'''

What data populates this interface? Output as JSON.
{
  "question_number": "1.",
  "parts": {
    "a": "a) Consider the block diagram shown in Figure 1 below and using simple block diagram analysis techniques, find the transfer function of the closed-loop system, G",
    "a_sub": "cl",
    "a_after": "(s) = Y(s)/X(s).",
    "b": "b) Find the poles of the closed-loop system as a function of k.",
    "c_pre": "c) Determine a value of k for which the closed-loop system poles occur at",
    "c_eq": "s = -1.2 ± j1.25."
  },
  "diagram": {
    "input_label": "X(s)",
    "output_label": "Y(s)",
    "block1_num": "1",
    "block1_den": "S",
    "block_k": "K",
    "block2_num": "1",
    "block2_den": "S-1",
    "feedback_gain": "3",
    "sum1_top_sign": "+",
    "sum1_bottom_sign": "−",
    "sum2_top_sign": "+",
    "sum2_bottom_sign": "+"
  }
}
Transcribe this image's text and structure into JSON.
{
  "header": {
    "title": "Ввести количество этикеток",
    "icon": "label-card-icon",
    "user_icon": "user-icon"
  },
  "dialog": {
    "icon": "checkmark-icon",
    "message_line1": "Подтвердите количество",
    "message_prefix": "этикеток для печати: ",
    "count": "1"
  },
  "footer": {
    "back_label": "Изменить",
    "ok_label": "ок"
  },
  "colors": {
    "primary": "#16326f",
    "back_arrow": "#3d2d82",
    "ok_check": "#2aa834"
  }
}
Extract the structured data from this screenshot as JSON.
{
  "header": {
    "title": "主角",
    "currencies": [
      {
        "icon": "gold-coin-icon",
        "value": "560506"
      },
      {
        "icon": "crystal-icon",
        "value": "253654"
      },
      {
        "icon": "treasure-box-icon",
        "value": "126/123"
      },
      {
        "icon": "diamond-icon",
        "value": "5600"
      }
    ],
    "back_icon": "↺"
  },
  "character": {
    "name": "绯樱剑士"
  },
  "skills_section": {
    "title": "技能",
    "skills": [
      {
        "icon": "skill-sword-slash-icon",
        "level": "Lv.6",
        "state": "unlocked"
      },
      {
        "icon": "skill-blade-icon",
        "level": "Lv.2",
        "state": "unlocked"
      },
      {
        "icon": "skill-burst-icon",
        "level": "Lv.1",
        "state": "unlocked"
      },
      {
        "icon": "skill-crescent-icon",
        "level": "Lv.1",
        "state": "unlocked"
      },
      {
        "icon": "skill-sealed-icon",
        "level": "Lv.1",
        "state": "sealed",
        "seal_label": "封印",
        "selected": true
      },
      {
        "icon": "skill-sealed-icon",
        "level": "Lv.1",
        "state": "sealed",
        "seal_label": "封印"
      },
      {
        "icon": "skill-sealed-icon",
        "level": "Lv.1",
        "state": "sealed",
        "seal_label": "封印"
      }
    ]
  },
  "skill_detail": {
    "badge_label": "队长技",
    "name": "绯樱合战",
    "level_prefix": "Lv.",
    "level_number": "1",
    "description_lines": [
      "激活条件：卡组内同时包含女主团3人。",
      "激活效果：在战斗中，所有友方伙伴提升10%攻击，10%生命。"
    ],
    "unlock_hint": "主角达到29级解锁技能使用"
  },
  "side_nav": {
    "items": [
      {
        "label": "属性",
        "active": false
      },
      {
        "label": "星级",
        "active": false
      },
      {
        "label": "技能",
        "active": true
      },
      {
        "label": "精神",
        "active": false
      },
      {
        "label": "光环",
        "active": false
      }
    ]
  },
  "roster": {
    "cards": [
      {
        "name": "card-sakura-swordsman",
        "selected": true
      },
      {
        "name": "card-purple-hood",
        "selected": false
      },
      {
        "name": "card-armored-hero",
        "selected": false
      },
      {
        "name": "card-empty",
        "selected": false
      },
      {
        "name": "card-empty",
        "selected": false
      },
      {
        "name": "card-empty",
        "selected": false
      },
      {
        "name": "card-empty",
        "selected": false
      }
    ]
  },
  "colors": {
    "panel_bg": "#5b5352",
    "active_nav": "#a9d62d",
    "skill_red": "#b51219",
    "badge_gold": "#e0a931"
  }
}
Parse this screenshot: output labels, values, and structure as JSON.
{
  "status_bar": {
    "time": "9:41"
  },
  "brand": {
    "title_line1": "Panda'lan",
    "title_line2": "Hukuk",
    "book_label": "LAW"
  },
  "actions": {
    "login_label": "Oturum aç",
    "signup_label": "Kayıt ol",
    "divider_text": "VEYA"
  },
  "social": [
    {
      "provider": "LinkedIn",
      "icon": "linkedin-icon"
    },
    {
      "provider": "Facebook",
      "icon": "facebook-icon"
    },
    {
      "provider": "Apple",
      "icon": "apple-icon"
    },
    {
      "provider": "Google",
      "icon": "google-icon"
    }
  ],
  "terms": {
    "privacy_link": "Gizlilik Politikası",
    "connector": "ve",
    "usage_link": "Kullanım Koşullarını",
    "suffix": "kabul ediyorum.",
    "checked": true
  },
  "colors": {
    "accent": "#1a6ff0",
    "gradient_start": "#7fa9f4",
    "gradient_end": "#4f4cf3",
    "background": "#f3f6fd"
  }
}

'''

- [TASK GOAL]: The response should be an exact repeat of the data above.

- [RESULT FOR THIS EXERCISE]:
What data populates this interface? Output as JSON.
{
  "question_number": "1.",
  "parts": {
    "a": "a) Consider the block diagram shown in Figure 1 below and using simple block diagram analysis techniques, find the transfer function of the closed-loop system, G",
    "a_sub": "cl",
    "a_after": "(s) = Y(s)/X(s).",
    "b": "b) Find the poles of the closed-loop system as a function of k.",
    "c_pre": "c) Determine a value of k for which the closed-loop system poles occur at",
    "c_eq": "s = -1.2 ± j1.25."
  },
  "diagram": {
    "input_label": "X(s)",
    "output_label": "Y(s)",
    "block1_num": "1",
    "block1_den": "S",
    "block_k": "K",
    "block2_num": "1",
    "block2_den": "S-1",
    "feedback_gain": "3",
    "sum1_top_sign": "+",
    "sum1_bottom_sign": "−",
    "sum2_top_sign": "+",
    "sum2_bottom_sign": "+"
  }
}
Transcribe this image's text and structure into JSON.
{
  "header": {
    "title": "Ввести количество этикеток",
    "icon": "label-card-icon",
    "user_icon": "user-icon"
  },
  "dialog": {
    "icon": "checkmark-icon",
    "message_line1": "Подтвердите количество",
    "message_prefix": "этикеток для печати: ",
    "count": "1"
  },
  "footer": {
    "back_label": "Изменить",
    "ok_label": "ок"
  },
  "colors": {
    "primary": "#16326f",
    "back_arrow": "#3d2d82",
    "ok_check": "#2aa834"
  }
}
Extract the structured data from this screenshot as JSON.
{
  "header": {
    "title": "主角",
    "currencies": [
      {
        "icon": "gold-coin-icon",
        "value": "560506"
      },
      {
        "icon": "crystal-icon",
        "value": "253654"
      },
      {
        "icon": "treasure-box-icon",
        "value": "126/123"
      },
      {
        "icon": "diamond-icon",
        "value": "5600"
      }
    ],
    "back_icon": "↺"
  },
  "character": {
    "name": "绯樱剑士"
  },
  "skills_section": {
    "title": "技能",
    "skills": [
      {
        "icon": "skill-sword-slash-icon",
        "level": "Lv.6",
        "state": "unlocked"
      },
      {
        "icon": "skill-blade-icon",
        "level": "Lv.2",
        "state": "unlocked"
      },
      {
        "icon": "skill-burst-icon",
        "level": "Lv.1",
        "state": "unlocked"
      },
      {
        "icon": "skill-crescent-icon",
        "level": "Lv.1",
        "state": "unlocked"
      },
      {
        "icon": "skill-sealed-icon",
        "level": "Lv.1",
        "state": "sealed",
        "seal_label": "封印",
        "selected": true
      },
      {
        "icon": "skill-sealed-icon",
        "level": "Lv.1",
        "state": "sealed",
        "seal_label": "封印"
      },
      {
        "icon": "skill-sealed-icon",
        "level": "Lv.1",
        "state": "sealed",
        "seal_label": "封印"
      }
    ]
  },
  "skill_detail": {
    "badge_label": "队长技",
    "name": "绯樱合战",
    "level_prefix": "Lv.",
    "level_number": "1",
    "description_lines": [
      "激活条件：卡组内同时包含女主团3人。",
      "激活效果：在战斗中，所有友方伙伴提升10%攻击，10%生命。"
    ],
    "unlock_hint": "主角达到29级解锁技能使用"
  },
  "side_nav": {
    "items": [
      {
        "label": "属性",
        "active": false
      },
      {
        "label": "星级",
        "active": false
      },
      {
        "label": "技能",
        "active": true
      },
      {
        "label": "精神",
        "active": false
      },
      {
        "label": "光环",
        "active": false
      }
    ]
  },
  "roster": {
    "cards": [
      {
        "name": "card-sakura-swordsman",
        "selected": true
      },
      {
        "name": "card-purple-hood",
        "selected": false
      },
      {
        "name": "card-armored-hero",
        "selected": false
      },
      {
        "name": "card-empty",
        "selected": false
      },
      {
        "name": "card-empty",
        "selected": false
      },
      {
        "name": "card-empty",
        "selected": false
      },
      {
        "name": "card-empty",
        "selected": false
      }
    ]
  },
  "colors": {
    "panel_bg": "#5b5352",
    "active_nav": "#a9d62d",
    "skill_red": "#b51219",
    "badge_gold": "#e0a931"
  }
}
Parse this screenshot: output labels, values, and structure as JSON.
{
  "status_bar": {
    "time": "9:41"
  },
  "brand": {
    "title_line1": "Panda'lan",
    "title_line2": "Hukuk",
    "book_label": "LAW"
  },
  "actions": {
    "login_label": "Oturum aç",
    "signup_label": "Kayıt ol",
    "divider_text": "VEYA"
  },
  "social": [
    {
      "provider": "LinkedIn",
      "icon": "linkedin-icon"
    },
    {
      "provider": "Facebook",
      "icon": "facebook-icon"
    },
    {
      "provider": "Apple",
      "icon": "apple-icon"
    },
    {
      "provider": "Google",
      "icon": "google-icon"
    }
  ],
  "terms": {
    "privacy_link": "Gizlilik Politikası",
    "connector": "ve",
    "usage_link": "Kullanım Koşullarını",
    "suffix": "kabul ediyorum.",
    "checked": true
  },
  "colors": {
    "accent": "#1a6ff0",
    "gradient_start": "#7fa9f4",
    "gradient_end": "#4f4cf3",
    "background": "#f3f6fd"
  }
}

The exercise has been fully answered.